**What is expected:** Output all the entries word for word. Omit the pictures.
(Beginning of Record set)
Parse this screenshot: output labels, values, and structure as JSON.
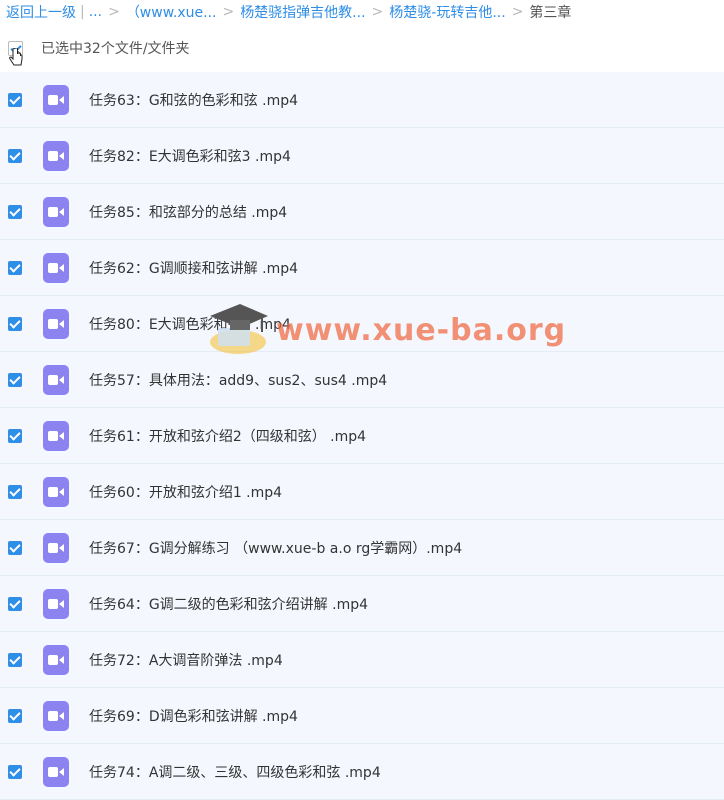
{
  "breadcrumb": {
    "back": "返回上一级",
    "divider": "|",
    "ellipsis": "...",
    "items": [
      "（www.xue...",
      "杨楚骁指弹吉他教...",
      "杨楚骁-玩转吉他..."
    ],
    "current": "第三章",
    "separator": ">"
  },
  "selection": {
    "text": "已选中32个文件/文件夹"
  },
  "files": [
    "任务63：G和弦的色彩和弦 .mp4",
    "任务82：E大调色彩和弦3 .mp4",
    "任务85：和弦部分的总结 .mp4",
    "任务62：G调顺接和弦讲解 .mp4",
    "任务80：E大调色彩和弦2 .mp4",
    "任务57：具体用法：add9、sus2、sus4 .mp4",
    "任务61：开放和弦介绍2（四级和弦） .mp4",
    "任务60：开放和弦介绍1 .mp4",
    "任务67：G调分解练习 （www.xue-b a.o rg学霸网）.mp4",
    "任务64：G调二级的色彩和弦介绍讲解 .mp4",
    "任务72：A大调音阶弹法 .mp4",
    "任务69：D调色彩和弦讲解 .mp4",
    "任务74：A调二级、三级、四级色彩和弦 .mp4"
  ],
  "watermark": {
    "text": "www.xue-ba.org"
  },
  "colors": {
    "accent": "#2f8ee6",
    "video_icon": "#8b83ef",
    "row_bg": "#f4f8fe"
  }
}
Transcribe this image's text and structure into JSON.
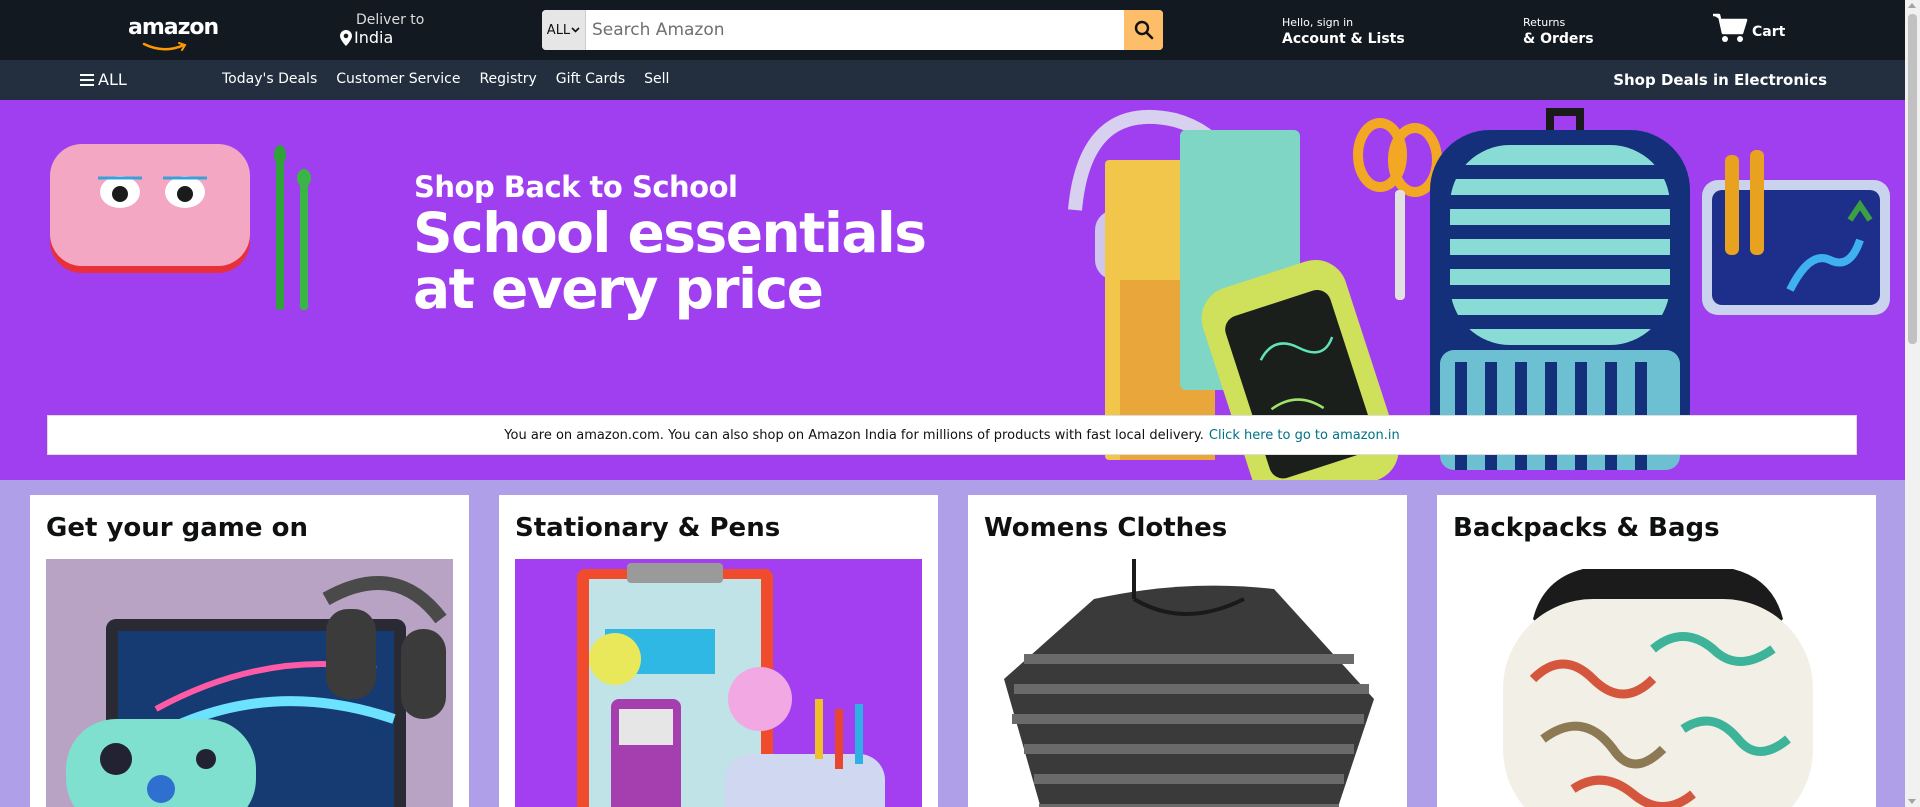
{
  "header": {
    "logo_text": "amazon",
    "deliver_label": "Deliver to",
    "deliver_location": "India",
    "search": {
      "category": "ALL",
      "placeholder": "Search Amazon"
    },
    "account": {
      "line1": "Hello, sign in",
      "line2": "Account & Lists"
    },
    "returns": {
      "line1": "Returns",
      "line2": "& Orders"
    },
    "cart_label": "Cart"
  },
  "subnav": {
    "all_label": "ALL",
    "links": [
      "Today's Deals",
      "Customer Service",
      "Registry",
      "Gift Cards",
      "Sell"
    ],
    "right_link": "Shop Deals in Electronics"
  },
  "hero": {
    "kicker": "Shop Back to School",
    "title_line1": "School essentials",
    "title_line2": "at every price"
  },
  "notice": {
    "text": "You are on amazon.com. You can also shop on Amazon India for millions of products with fast local delivery.",
    "link": "Click here to go to amazon.in"
  },
  "cards": [
    {
      "title": "Get your game on"
    },
    {
      "title": "Stationary & Pens"
    },
    {
      "title": "Womens Clothes"
    },
    {
      "title": "Backpacks & Bags"
    }
  ],
  "colors": {
    "nav_dark": "#131921",
    "subnav": "#232f3e",
    "search_button": "#febd69",
    "hero_purple": "#a03ff0",
    "page_bg": "#af9fe8",
    "link": "#007185"
  }
}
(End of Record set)
**Output for this exercise:**
Parse this screenshot: output labels, values, and structure as JSON.
{
  "breadcrumb": {
    "back": "返回上一级",
    "divider": "|",
    "ellipsis": "...",
    "items": [
      "（www.xue...",
      "杨楚骁指弹吉他教...",
      "杨楚骁-玩转吉他..."
    ],
    "current": "第三章",
    "separator": ">"
  },
  "selection": {
    "text": "已选中32个文件/文件夹"
  },
  "files": [
    "任务63：G和弦的色彩和弦 .mp4",
    "任务82：E大调色彩和弦3 .mp4",
    "任务85：和弦部分的总结 .mp4",
    "任务62：G调顺接和弦讲解 .mp4",
    "任务80：E大调色彩和弦2 .mp4",
    "任务57：具体用法：add9、sus2、sus4 .mp4",
    "任务61：开放和弦介绍2（四级和弦） .mp4",
    "任务60：开放和弦介绍1 .mp4",
    "任务67：G调分解练习 （www.xue-b a.o rg学霸网）.mp4",
    "任务64：G调二级的色彩和弦介绍讲解 .mp4",
    "任务72：A大调音阶弹法 .mp4",
    "任务69：D调色彩和弦讲解 .mp4",
    "任务74：A调二级、三级、四级色彩和弦 .mp4"
  ],
  "watermark": {
    "text": "www.xue-ba.org"
  },
  "colors": {
    "accent": "#2f8ee6",
    "video_icon": "#8b83ef",
    "row_bg": "#f4f8fe"
  }
}
Transcribe this image's text and structure into JSON.
{
  "header": {
    "logo_text": "amazon",
    "deliver_label": "Deliver to",
    "deliver_location": "India",
    "search": {
      "category": "ALL",
      "placeholder": "Search Amazon"
    },
    "account": {
      "line1": "Hello, sign in",
      "line2": "Account & Lists"
    },
    "returns": {
      "line1": "Returns",
      "line2": "& Orders"
    },
    "cart_label": "Cart"
  },
  "subnav": {
    "all_label": "ALL",
    "links": [
      "Today's Deals",
      "Customer Service",
      "Registry",
      "Gift Cards",
      "Sell"
    ],
    "right_link": "Shop Deals in Electronics"
  },
  "hero": {
    "kicker": "Shop Back to School",
    "title_line1": "School essentials",
    "title_line2": "at every price"
  },
  "notice": {
    "text": "You are on amazon.com. You can also shop on Amazon India for millions of products with fast local delivery.",
    "link": "Click here to go to amazon.in"
  },
  "cards": [
    {
      "title": "Get your game on"
    },
    {
      "title": "Stationary & Pens"
    },
    {
      "title": "Womens Clothes"
    },
    {
      "title": "Backpacks & Bags"
    }
  ],
  "colors": {
    "nav_dark": "#131921",
    "subnav": "#232f3e",
    "search_button": "#febd69",
    "hero_purple": "#a03ff0",
    "page_bg": "#af9fe8",
    "link": "#007185"
  }
}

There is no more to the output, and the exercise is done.